Yamina, the party/coalition that is expected to win third largest number of seats (between 12 and 14) is again led by someone who was tutored by Netanyahu for a number of years. Nafteli Bennet entered politics in 2006 as Chief of Staff to then Leader of Opposition Netanyahu and served him until 2008. He then served as leader of an Israeli settler organization before forming his own political party and remained minister with different portfolios in Netanyahu-led governments.
Two key religious parties, Shas and United Torah Judaism, expected to win seven or eight seats each, are also loyal allies of Netanyahu and are likely to support him in forming the next coalition government. Shas represents the Sephardic and Mizrahi Jewish people (from Middle Eastern and North African countries) while the United Torah Judaism represents Ashkenazi Jewish people (from European countries). While most of the supporters of these parties are Ultra-orthodox religious Jewish, some modern orthodox and secular Jewish people also support them.
Next, we have Yisrael Beytenu, a party led by Avigdor Lieberman, another Netanyahu protégé. From 1993 to 1996, when Netanyahu was the party leader, Lieberman served as Director-General of the Likud. After Likud party won election and Netanyahu was the Prime Minister, Lieberman became the Director-General of the PM’s Office for a year (1996-97). In 1999, he formed his own party, Yisrael Beytenu, and has been part of numerous rightwing governments under Ariel Sharon, Ehud Olmert, and Netanyahu. Yisrael Beytenu is expected to win five or six seats in March. As the table below shows, the rightwing is going to dominate the March 2021 elections winning between 76 and 82 of the total 120 Knesset seats.
Public Opinion Polls for March 2021 elections: Expected number of seats
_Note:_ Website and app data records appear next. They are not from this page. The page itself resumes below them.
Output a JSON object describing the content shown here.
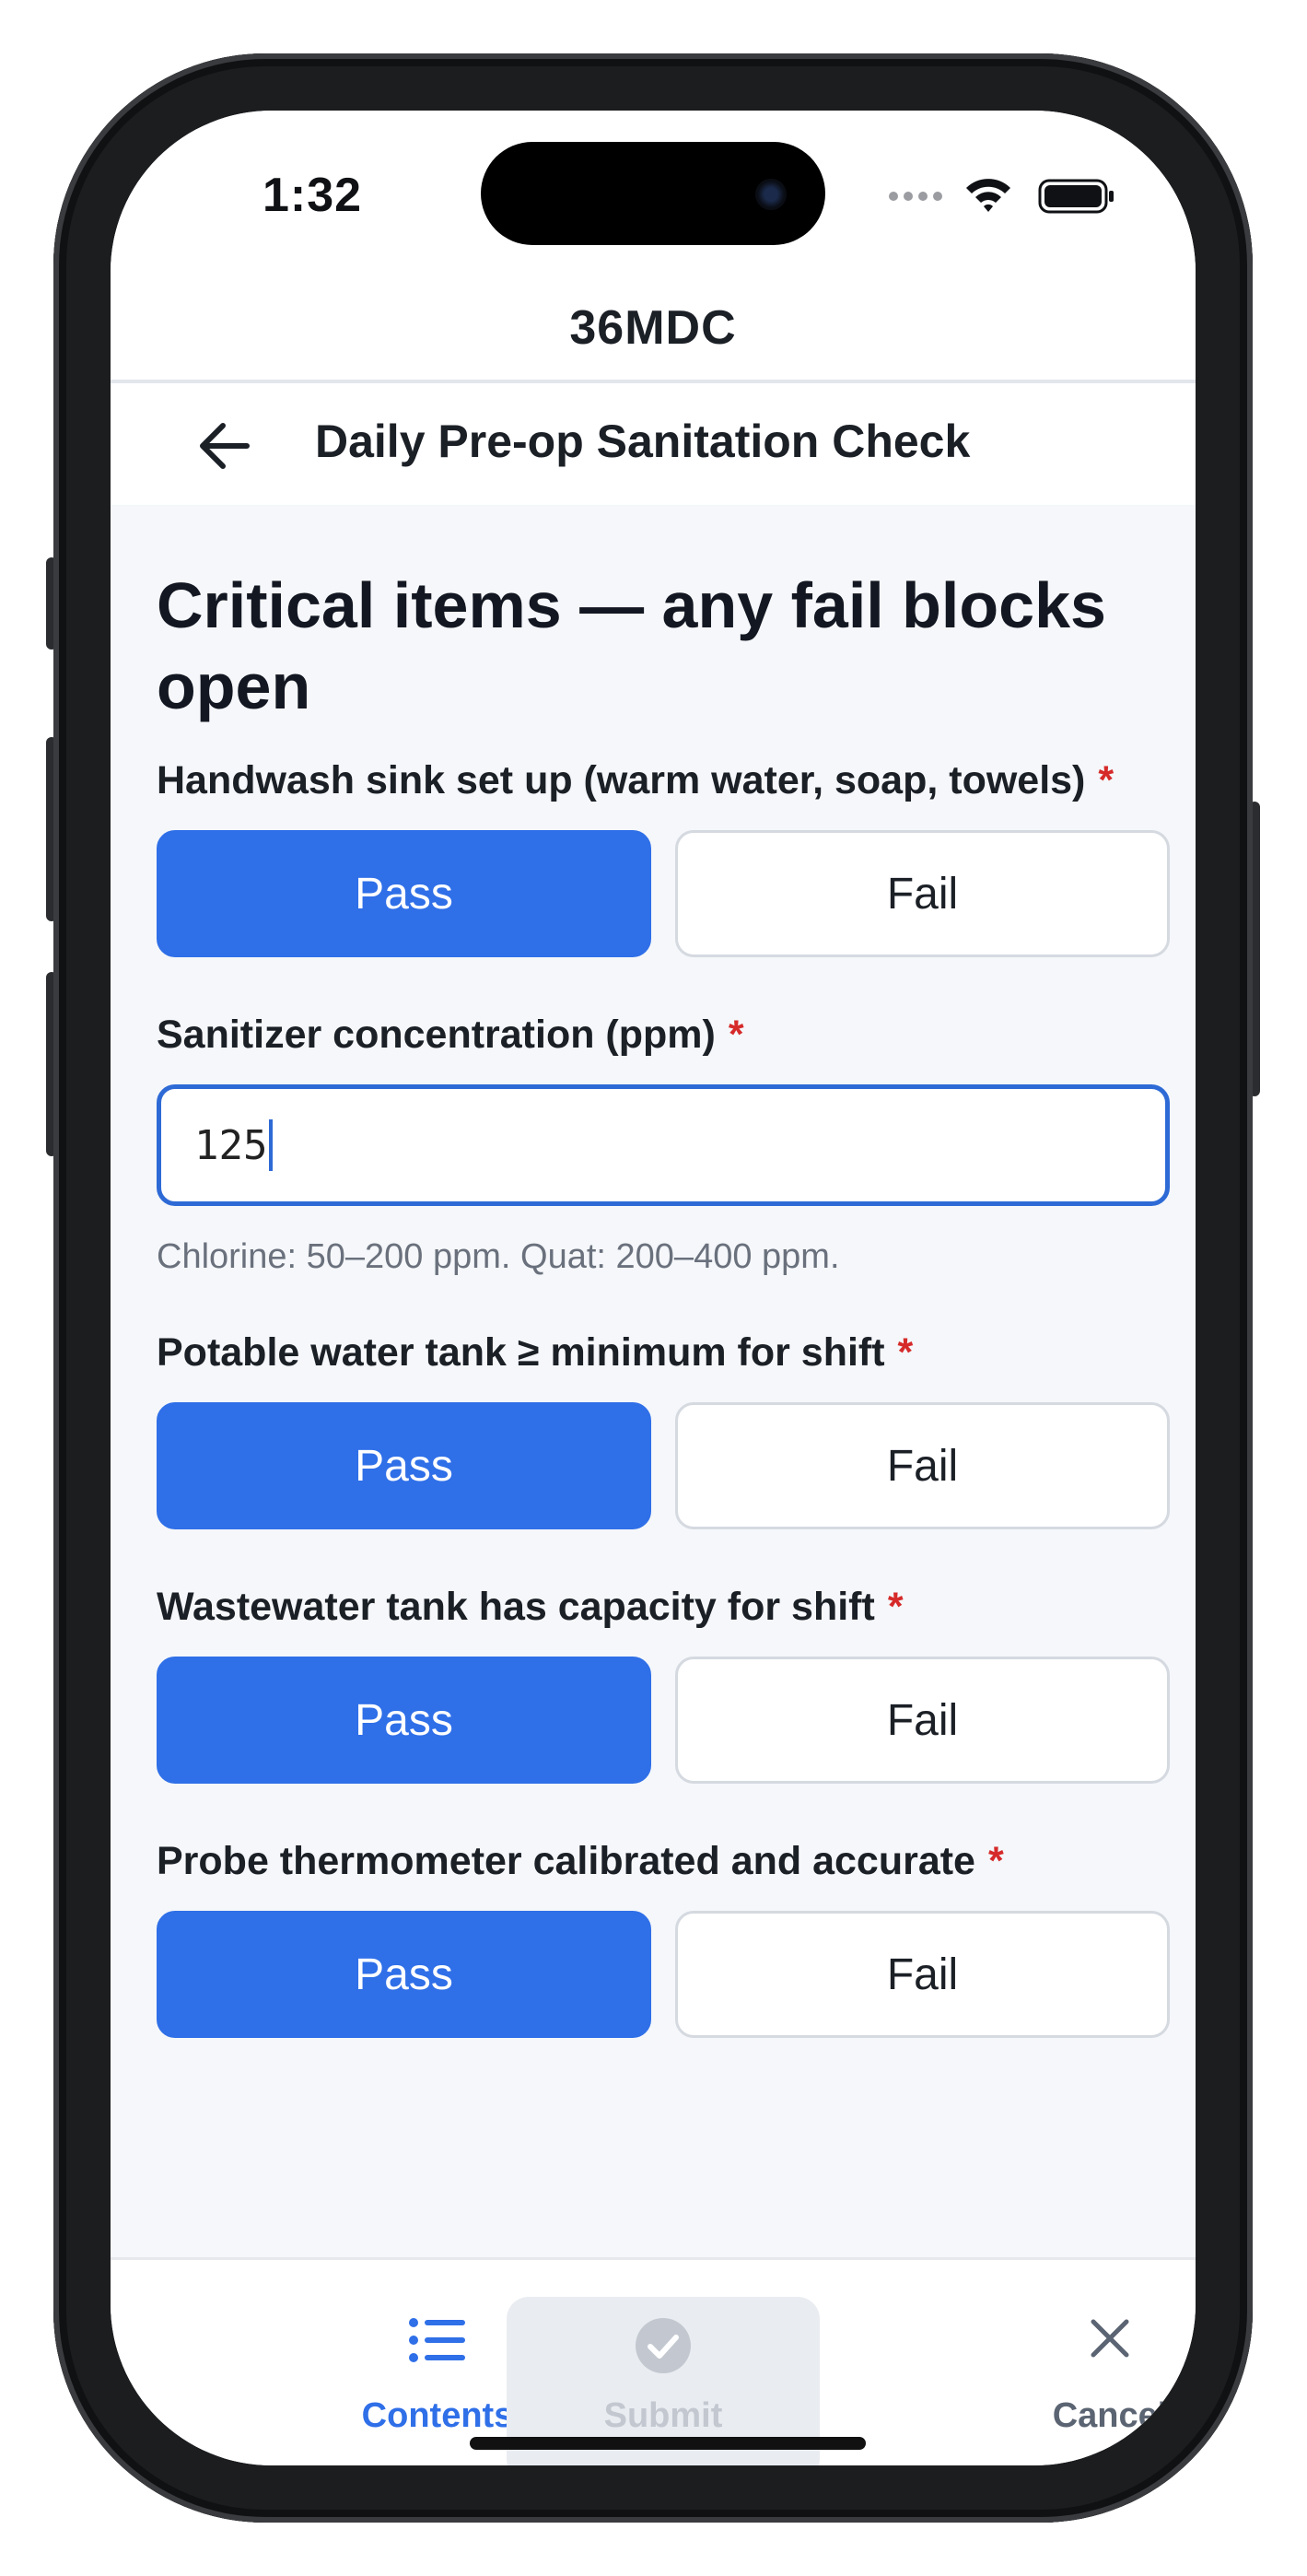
{
  "status_bar": {
    "time": "1:32"
  },
  "app_header": {
    "title": "36MDC"
  },
  "page_header": {
    "title": "Daily Pre-op Sanitation Check"
  },
  "section": {
    "title": "Critical items — any fail blocks open"
  },
  "fields": [
    {
      "label": "Handwash sink set up (warm water, soap, towels)",
      "required_mark": "*",
      "pass_label": "Pass",
      "fail_label": "Fail",
      "selected": "Pass"
    },
    {
      "label": "Sanitizer concentration (ppm)",
      "required_mark": "*",
      "value": "125",
      "help": "Chlorine: 50–200 ppm. Quat: 200–400 ppm."
    },
    {
      "label": "Potable water tank ≥ minimum for shift",
      "required_mark": "*",
      "pass_label": "Pass",
      "fail_label": "Fail",
      "selected": "Pass"
    },
    {
      "label": "Wastewater tank has capacity for shift",
      "required_mark": "*",
      "pass_label": "Pass",
      "fail_label": "Fail",
      "selected": "Pass"
    },
    {
      "label": "Probe thermometer calibrated and accurate",
      "required_mark": "*",
      "pass_label": "Pass",
      "fail_label": "Fail",
      "selected": "Pass"
    }
  ],
  "bottom_nav": {
    "contents_label": "Contents",
    "submit_label": "Submit",
    "cancel_label": "Cancel"
  },
  "colors": {
    "accent": "#2f6fe8",
    "required": "#d62a2a",
    "input_border": "#2e6ad6",
    "disabled": "#c3c8d0"
  },
  "icons": {
    "back": "arrow-left-icon",
    "contents": "list-icon",
    "submit": "check-circle-icon",
    "cancel": "close-icon"
  }
}
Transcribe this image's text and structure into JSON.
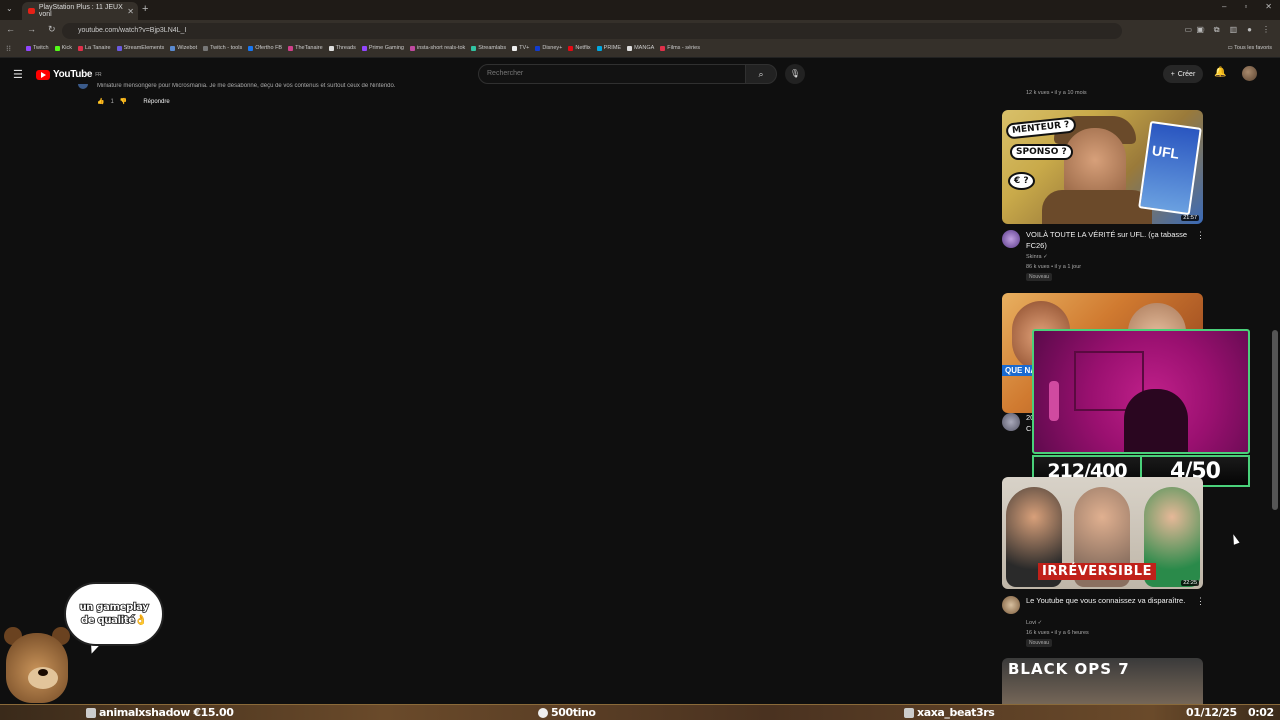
{
  "browser": {
    "tab_title": "PlayStation Plus : 11 JEUX vonl",
    "url": "youtube.com/watch?v=Bjp3LN4L_I",
    "bookmarks": [
      "Twitch",
      "Kick",
      "La Tanaire",
      "StreamElements",
      "Wizebot",
      "Twitch - tools",
      "Ofertho FB",
      "TheTanaire",
      "Threads",
      "Prime Gaming",
      "insta-short reals-tok",
      "Streamlabs",
      "TV+",
      "Disney+",
      "Netflix",
      "PRIME",
      "MANGA",
      "Films - séries"
    ],
    "bookmarks_all": "Tous les favoris"
  },
  "youtube": {
    "logo_text": "YouTube",
    "logo_region": "FR",
    "search_placeholder": "Rechercher",
    "create_label": "Créer"
  },
  "comment": {
    "text": "Miniature mensongère pour Microsmania. Je me désabonne, déçu de vos contenus et surtout ceux de Nintendo.",
    "likes": "1",
    "reply_label": "Répondre"
  },
  "videos": [
    {
      "stats": "12 k vues • il y a 10 mois"
    },
    {
      "bubble1": "MENTEUR ?",
      "bubble2": "SPONSO ?",
      "bubble3": "€ ?",
      "box": "UFL",
      "duration": "21:57",
      "title": "VOILÀ TOUTE LA VÉRITÉ sur UFL. (ça tabasse FC26)",
      "channel": "Skinra",
      "stats": "86 k vues • il y a 1 jour",
      "badge": "Nouveau"
    },
    {
      "label": "QUE NAIS",
      "title_frag": "20",
      "title_frag2": "C"
    },
    {
      "overlay": "IRRÉVERSIBLE",
      "duration": "22:25",
      "title": "Le Youtube que vous connaissez va disparaître.",
      "channel": "Lovi",
      "stats": "16 k vues • il y a 6 heures",
      "badge": "Nouveau"
    },
    {
      "thumb_text": "BLACK OPS 7"
    }
  ],
  "stream": {
    "counter_left": "212/400",
    "counter_right": "4/50",
    "bubble_line1": "un gameplay",
    "bubble_line2": "de qualité👌",
    "ticker": {
      "donation": "animalxshadow €15.00",
      "follow": "500tino",
      "sub": "xaxa_beat3rs",
      "date": "01/12/25",
      "time": "0:02"
    }
  }
}
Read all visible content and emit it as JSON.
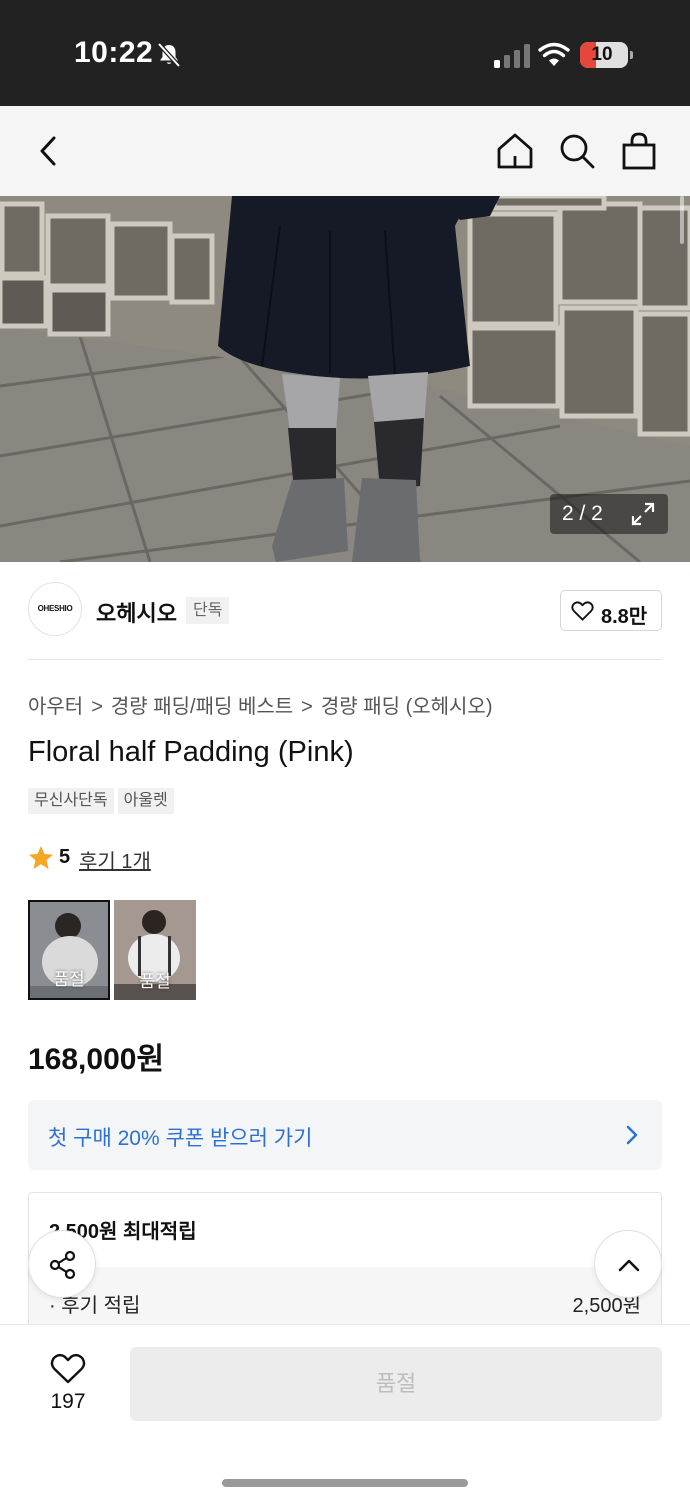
{
  "status_bar": {
    "time": "10:22",
    "battery": "10",
    "bell_icon": "bell-slash-icon"
  },
  "header": {
    "icons": [
      "back-icon",
      "home-icon",
      "search-icon",
      "shopping-bag-icon"
    ]
  },
  "photo": {
    "counter": "2 / 2",
    "expand_icon": "expand-icon"
  },
  "brand": {
    "logo_text": "OHESHIO",
    "name": "오헤시오",
    "badge": "단독",
    "likes": "8.8만"
  },
  "breadcrumb": [
    "아우터",
    "경량 패딩/패딩 베스트",
    "경량 패딩 (오헤시오)"
  ],
  "product": {
    "title": "Floral half Padding (Pink)",
    "tags": [
      "무신사단독",
      "아울렛"
    ],
    "rating": "5",
    "review_link": "후기 1개",
    "thumbnails": [
      {
        "label": "품절"
      },
      {
        "label": "품절"
      }
    ],
    "price": "168,000원"
  },
  "coupon": {
    "text": "첫 구매 20% 쿠폰 받으러 가기"
  },
  "points": {
    "title": "2,500원 최대적립",
    "row_label": "· 후기 적립",
    "row_value": "2,500원"
  },
  "bottom": {
    "wish_count": "197",
    "buy_label": "품절"
  },
  "colors": {
    "accent_blue": "#2b6fd6",
    "star": "#f5a623",
    "status_bar_bg": "#222222"
  }
}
|United Torah Judaism||7||7|
|Total Rightwing seats||76||82|
Many people think that Netanyahu is the biggest obstacle to peace in the Middle East. It might be true in the past but now there are numerous obstacles to peace. The leadership of all the parties discussed above has at various times opposed giving any concessions to the Palestinians. Lieberman resigned numerous times whenever even a small concession was given to the Palestinians. He was dismissed by PM Sharon for his harsh opposition to Gaza disengagement in 2004 and resigned in 2008 for resuming peace talks with Palestinians and again in 2018 for ending the brutal Gaza War. He has also given many statements against Palestinians and Israeli Arabs which were considered racist by many analysts. Bennet, the leader of Yamina party, as mentioned above, served as leader of an Israeli settler organization and has been opposed to a Palestinian state and to the freezing or uprooting of illegal Jewish settlements. Similarly, Gideon Sa’ar of the New Hope party has always been to the right of Netanyahu. He has been a recalcitrant opponent of the two-state solution (calling it once two-state illusion) and has shown inability to show genuine concern for Palestinian rights. Religious parties, Shas and United Judaism, do not have a clear policy on two-state solution but are against division of Jerusalem and freezing of Israeli settlements, making them unlikely partners in a peace deal.
The discussion above clearly shows that the new Israeli government will not be supportive of two-state solution, so the ordeal of the Palestinians is unfortunately going to continue. The election campaign will force these parties to move more to the right to outflank each other, resulting in extreme and intransigent positions regarding a Palestinian state.